The 2007 and 2008 herpes zoster and varicella vaccination recommendations may have affected the declining herpes zoster hospitalization rates in targeted age groups, according to a study published in Vaccine.
The Centers for Disease Control and Prevention officially endorsed the 2005 recommendation from the Advisory Committee on Immunization Practices for the addition of a second booster dose at age 4 to 6 years in the varicella vaccine schedule, and the herpes zoster single-dose vaccine for people aged ³60 years, in 2007 and 2008, respectively. Currently, there are limited published data on the effect of the 2-dose varicella and single-dose herpes zoster vaccine recommendations on herpes zoster incidence in the United States. Therefore, this study examined trends in herpes zoster hospitalization rates and assessed the effect of both policy recommendations, using hospital discharge data.
Discharge data (2001-2015) were extracted to identify primary and secondary herpes zoster diagnoses from the Nationwide Inpatient Sample, which contains annual discharge data for a 20% sample of US hospitals and is the largest publicly available all-payer inpatient care database in the United States, containing roughly 8 million hospitalizations annually. Herpes zoster-associated hospitalization was defined by a first or second discharge diagnosis, indicated with specific International Classification of Diseases, Ninth Revision, Clinical Modification (ICD-9-CM), or ICD-10-CM codes.
Annual total and age-specific herpes zoster hospitalization rates and average length of stay trends were examined. The average annual rates for the pre- and postzoster vaccination policy eras were compared (2001-2005 and 2012-2015, respectively). Researchers noted that the 2006 to 2011 period was treated as a transition period because of a vaccine supply shortage resulting from manufacturing issues. In addition, absolute change in herpes zoster hospitalizations was calculated.
Results suggested that the 2-dose varicella vaccination recommendation may have contributed to declining herpes zoster hospitalization rates among children (£14 years), and the 2008 herpes zoster vaccine may have also contributed to declining hospitalization rates for adults aged ³60 years. From 2001 to 2015, there were 400,651 herpes zoster hospitalizations, which accounted for 0.07% of all US hospitalizations during the study period.
The number of herpes zoster hospitalizations increased in direct proportion with age: 0.07% in those aged 7 to 14 years, 0.06% in those aged 40 to 49 years, 0.07% in those aged 60 to 69 years, 0.12% in those aged 70 to 79 years, 0.16% among those aged 80+ years, and less than 0.05% in all other groups. In 2001, the annual incidence rate of herpes zoster hospitalizations was 8.6 per 100,000 population in the US and decreased to 6.8 per 100,000 population in 2015. Although there were steady increases in the overall rate of herpes zoster hospitalizations from 2001 to 2008, this significantly decreased between 2001 and 2015.
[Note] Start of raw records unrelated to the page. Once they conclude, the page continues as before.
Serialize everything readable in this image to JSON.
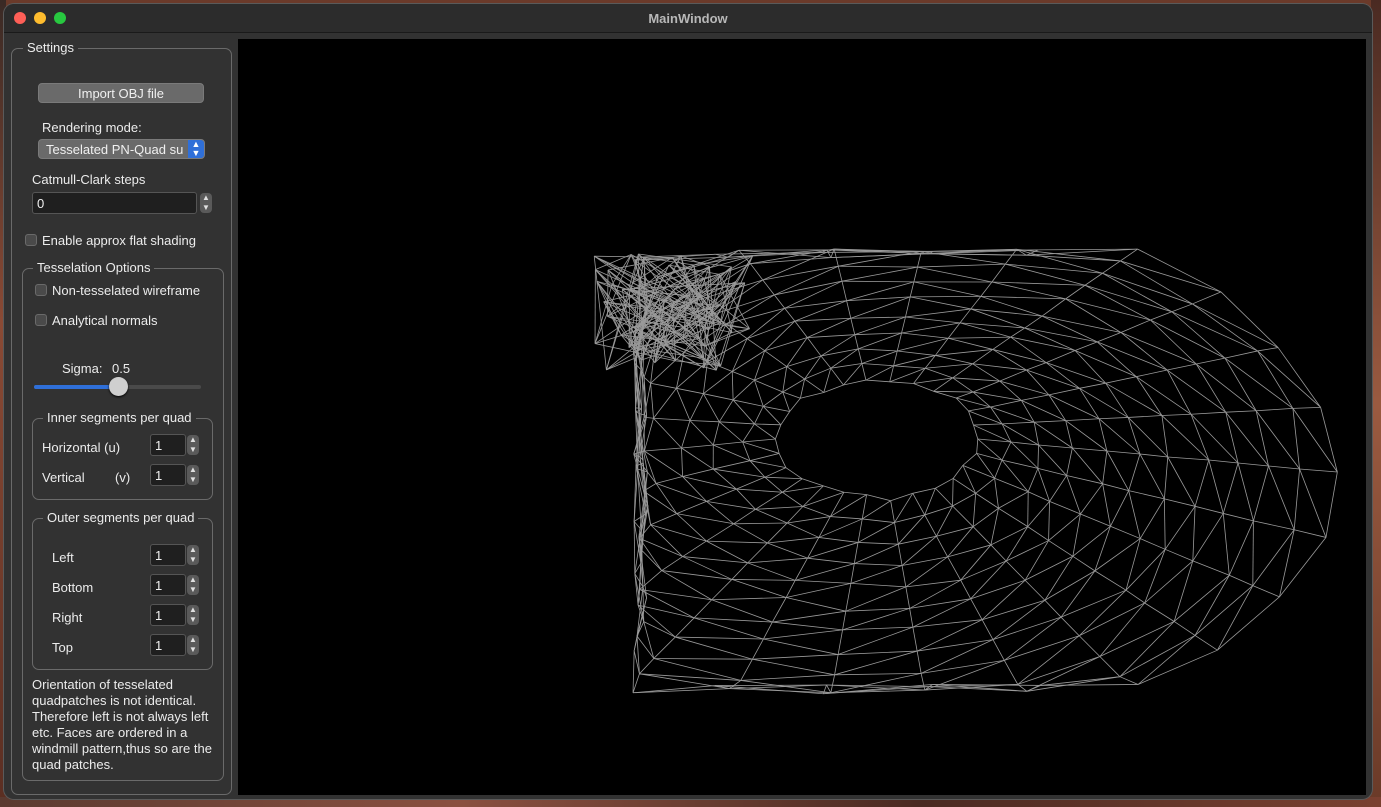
{
  "window": {
    "title": "MainWindow"
  },
  "settings": {
    "title": "Settings",
    "import_button": "Import OBJ file",
    "rendering_mode_label": "Rendering mode:",
    "rendering_mode_value": "Tesselated PN-Quad su",
    "catmull_label": "Catmull-Clark steps",
    "catmull_value": "0",
    "flat_shading_label": "Enable approx flat shading",
    "flat_shading_checked": false
  },
  "tess": {
    "title": "Tesselation Options",
    "wireframe_label": "Non-tesselated wireframe",
    "wireframe_checked": false,
    "normals_label": "Analytical normals",
    "normals_checked": false,
    "sigma_label": "Sigma:",
    "sigma_value": "0.5",
    "sigma_fraction": 0.5,
    "inner": {
      "title": "Inner segments per quad",
      "horizontal_label": "Horizontal  (u)",
      "horizontal_value": "1",
      "vertical_label": "Vertical",
      "vertical_unit": "(v)",
      "vertical_value": "1"
    },
    "outer": {
      "title": "Outer segments per quad",
      "left_label": "Left",
      "left_value": "1",
      "bottom_label": "Bottom",
      "bottom_value": "1",
      "right_label": "Right",
      "right_value": "1",
      "top_label": "Top",
      "top_value": "1"
    },
    "note": "Orientation of tesselated quadpatches is not identical. Therefore left is not always left etc. Faces are ordered in a windmill pattern,thus so are the quad patches."
  },
  "colors": {
    "accent": "#2f6fd8",
    "wireframe": "#9a9a9a",
    "viewport_bg": "#000000"
  }
}
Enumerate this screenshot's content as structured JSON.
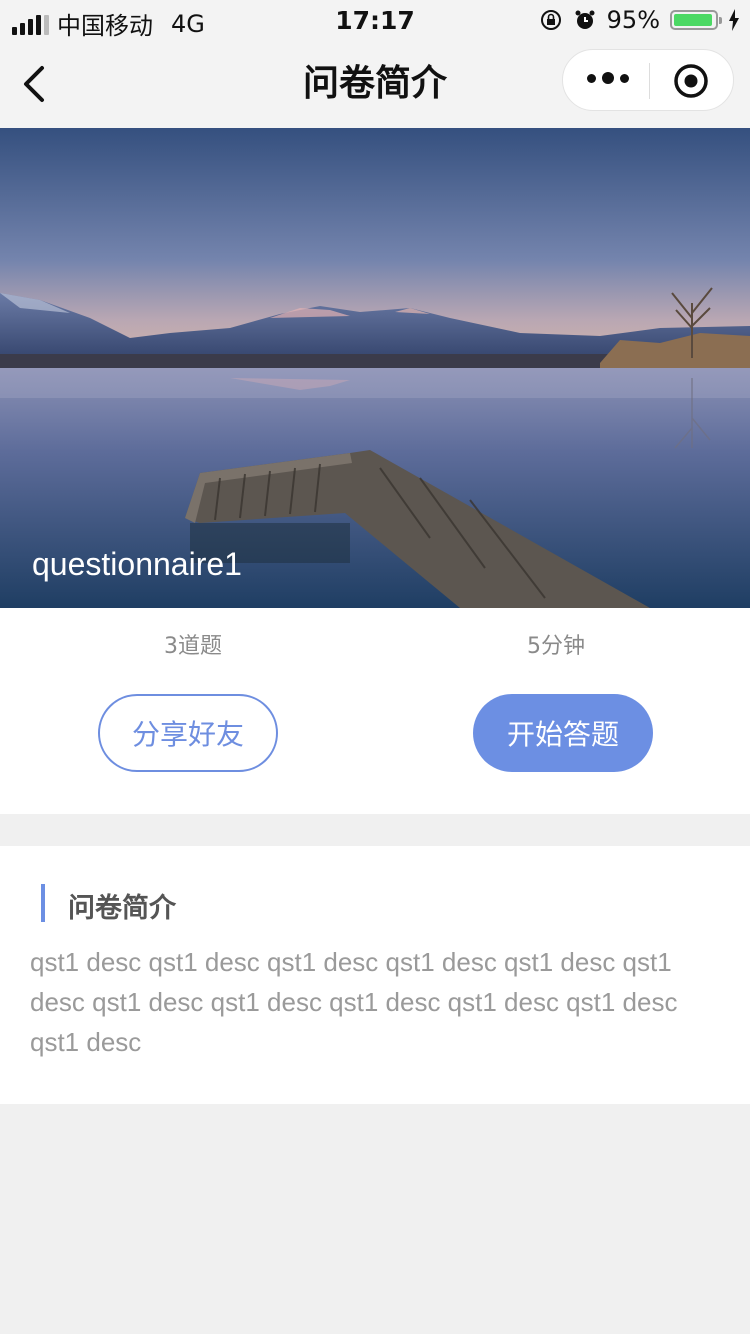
{
  "status_bar": {
    "carrier": "中国移动",
    "network": "4G",
    "time": "17:17",
    "battery_percent": "95%",
    "battery_level": 0.95
  },
  "nav": {
    "title": "问卷简介"
  },
  "hero": {
    "title": "questionnaire1"
  },
  "stats": {
    "questions": "3道题",
    "duration": "5分钟"
  },
  "buttons": {
    "share": "分享好友",
    "start": "开始答题"
  },
  "intro": {
    "heading": "问卷简介",
    "description": "qst1 desc qst1 desc qst1 desc qst1 desc qst1 desc qst1 desc qst1 desc qst1 desc qst1 desc qst1 desc qst1 desc qst1 desc"
  },
  "colors": {
    "accent": "#6c8fe3",
    "battery": "#4cd964"
  }
}
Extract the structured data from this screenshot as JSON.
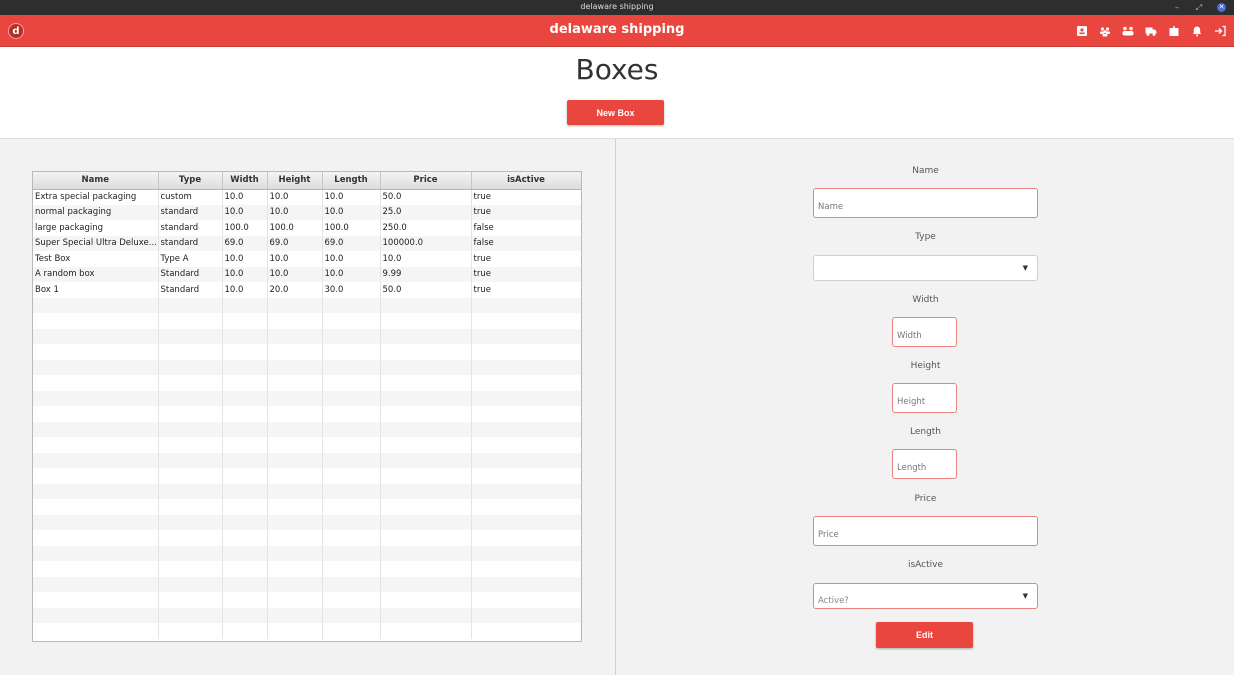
{
  "window": {
    "title": "delaware shipping"
  },
  "header": {
    "logo_letter": "d",
    "app_title": "delaware shipping"
  },
  "page": {
    "title": "Boxes",
    "new_box_label": "New Box"
  },
  "table": {
    "columns": [
      "Name",
      "Type",
      "Width",
      "Height",
      "Length",
      "Price",
      "isActive"
    ],
    "rows": [
      [
        "Extra special packaging",
        "custom",
        "10.0",
        "10.0",
        "10.0",
        "50.0",
        "true"
      ],
      [
        "normal packaging",
        "standard",
        "10.0",
        "10.0",
        "10.0",
        "25.0",
        "true"
      ],
      [
        "large packaging",
        "standard",
        "100.0",
        "100.0",
        "100.0",
        "250.0",
        "false"
      ],
      [
        "Super Special Ultra Deluxe...",
        "standard",
        "69.0",
        "69.0",
        "69.0",
        "100000.0",
        "false"
      ],
      [
        "Test Box",
        "Type A",
        "10.0",
        "10.0",
        "10.0",
        "10.0",
        "true"
      ],
      [
        "A random box",
        "Standard",
        "10.0",
        "10.0",
        "10.0",
        "9.99",
        "true"
      ],
      [
        "Box 1",
        "Standard",
        "10.0",
        "20.0",
        "30.0",
        "50.0",
        "true"
      ]
    ]
  },
  "form": {
    "name_label": "Name",
    "name_placeholder": "Name",
    "type_label": "Type",
    "type_value": "",
    "width_label": "Width",
    "width_placeholder": "Width",
    "height_label": "Height",
    "height_placeholder": "Height",
    "length_label": "Length",
    "length_placeholder": "Length",
    "price_label": "Price",
    "price_placeholder": "Price",
    "active_label": "isActive",
    "active_placeholder": "Active?",
    "edit_label": "Edit"
  },
  "icons": {
    "header": [
      "contacts-icon",
      "users-icon",
      "group-icon",
      "truck-icon",
      "box-icon",
      "bell-icon",
      "logout-icon"
    ]
  },
  "colors": {
    "accent": "#e8463f"
  }
}
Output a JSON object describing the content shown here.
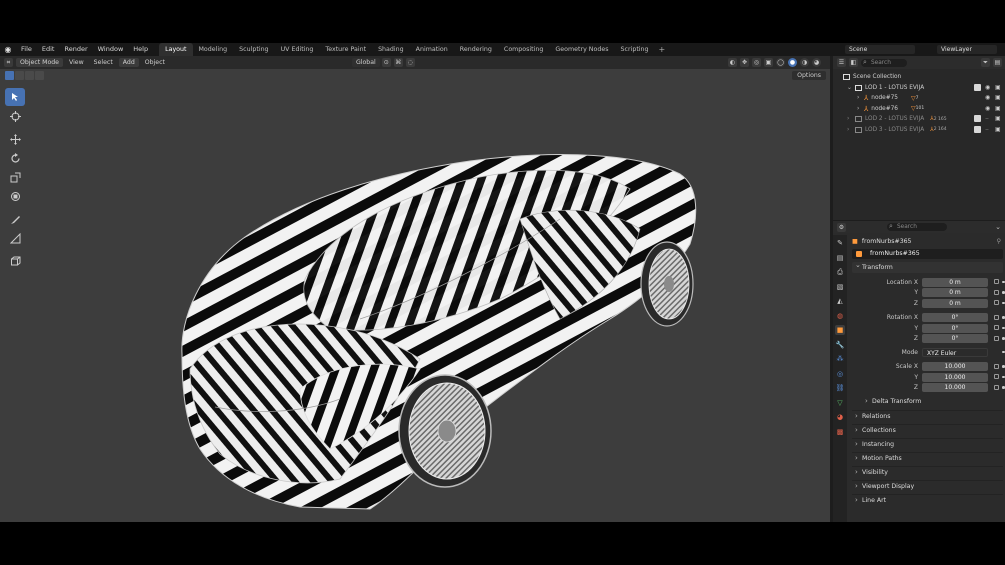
{
  "menu": [
    "File",
    "Edit",
    "Render",
    "Window",
    "Help"
  ],
  "workspaces": [
    "Layout",
    "Modeling",
    "Sculpting",
    "UV Editing",
    "Texture Paint",
    "Shading",
    "Animation",
    "Rendering",
    "Compositing",
    "Geometry Nodes",
    "Scripting"
  ],
  "active_workspace": "Layout",
  "scene": "Scene",
  "view_layer": "ViewLayer",
  "viewport": {
    "mode": "Object Mode",
    "menus": [
      "View",
      "Select",
      "Add",
      "Object"
    ],
    "transform_orientation": "Global",
    "options_label": "Options"
  },
  "outliner": {
    "search_placeholder": "Search",
    "rows": [
      {
        "label": "Scene Collection",
        "type": "scene"
      },
      {
        "label": "LOD 1 - LOTUS EVIJA",
        "type": "collection",
        "checked": true
      },
      {
        "label": "node#75",
        "type": "mesh",
        "badge": "7"
      },
      {
        "label": "node#76",
        "type": "mesh",
        "badge": "101"
      },
      {
        "label": "LOD 2 - LOTUS EVIJA",
        "type": "collection",
        "checked": true,
        "dim": true,
        "badge": "2 165"
      },
      {
        "label": "LOD 3 - LOTUS EVIJA",
        "type": "collection",
        "checked": true,
        "dim": true,
        "badge": "2 164"
      }
    ]
  },
  "properties": {
    "search_placeholder": "Search",
    "object_title": "fromNurbs#365",
    "object_name": "fromNurbs#365",
    "transform_label": "Transform",
    "location": {
      "label": "Location X",
      "x": "0 m",
      "y": "0 m",
      "z": "0 m"
    },
    "rotation": {
      "label": "Rotation X",
      "x": "0°",
      "y": "0°",
      "z": "0°"
    },
    "mode": {
      "label": "Mode",
      "value": "XYZ Euler"
    },
    "scale": {
      "label": "Scale X",
      "x": "10.000",
      "y": "10.000",
      "z": "10.000"
    },
    "axis_y": "Y",
    "axis_z": "Z",
    "delta_transform": "Delta Transform",
    "panels": [
      "Relations",
      "Collections",
      "Instancing",
      "Motion Paths",
      "Visibility",
      "Viewport Display",
      "Line Art"
    ]
  },
  "colors": {
    "accent": "#4772b3",
    "object_orange": "#ff9a3c",
    "viewport_bg": "#3d3d3d"
  }
}
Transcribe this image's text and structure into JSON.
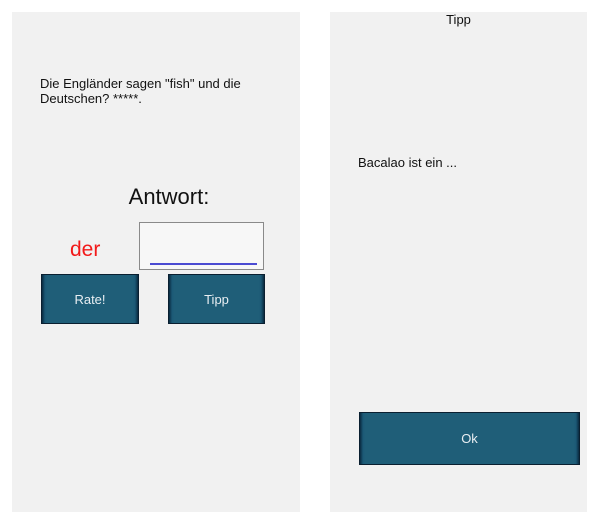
{
  "quiz": {
    "question": "Die Engländer sagen \"fish\" und die Deutschen? *****.",
    "answer_label": "Antwort:",
    "article": "der",
    "answer_value": "",
    "guess_label": "Rate!",
    "hint_label": "Tipp"
  },
  "hint_dialog": {
    "title": "Tipp",
    "text": "Bacalao ist ein ...",
    "ok_label": "Ok"
  },
  "colors": {
    "panel_bg": "#f1f1f1",
    "button_bg": "#1f5e78",
    "article_color": "#f21a1a",
    "input_underline": "#4b4bd2"
  }
}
Further, the largest decreases in herpes zoster hospitalization rates between 2001 and 2015 occurred in groups that were directly targeted by the 2007/2008 recommendations. The age-adjusted average annual change in hospital rates from pre- vs post-herpes zoster vaccine period was 1.9 fewer hospitalizations per 100,000 population (P <.001).
Overall, the study authors concluded, “The recent licensure of a new 2-dose recombinant sub-unit herpes zoster vaccine and expansion of the recommended age of herpes zoster vaccination to ³50 years should have significant [effect] in the [US] on vaccination coverage and herpes zoster hospitalizations over time, and continued surveillance will be necessary to measure this [effect].”
Pham MA, Bednarczyk RA, Becker ER, Orenstein WA, Omer SB. Trends in U.S. community hospitalizations due to herpes zoster: 2001-2015. Vaccine. 2019;37:882-888.
This article originally appeared on Infectious Disease Advisor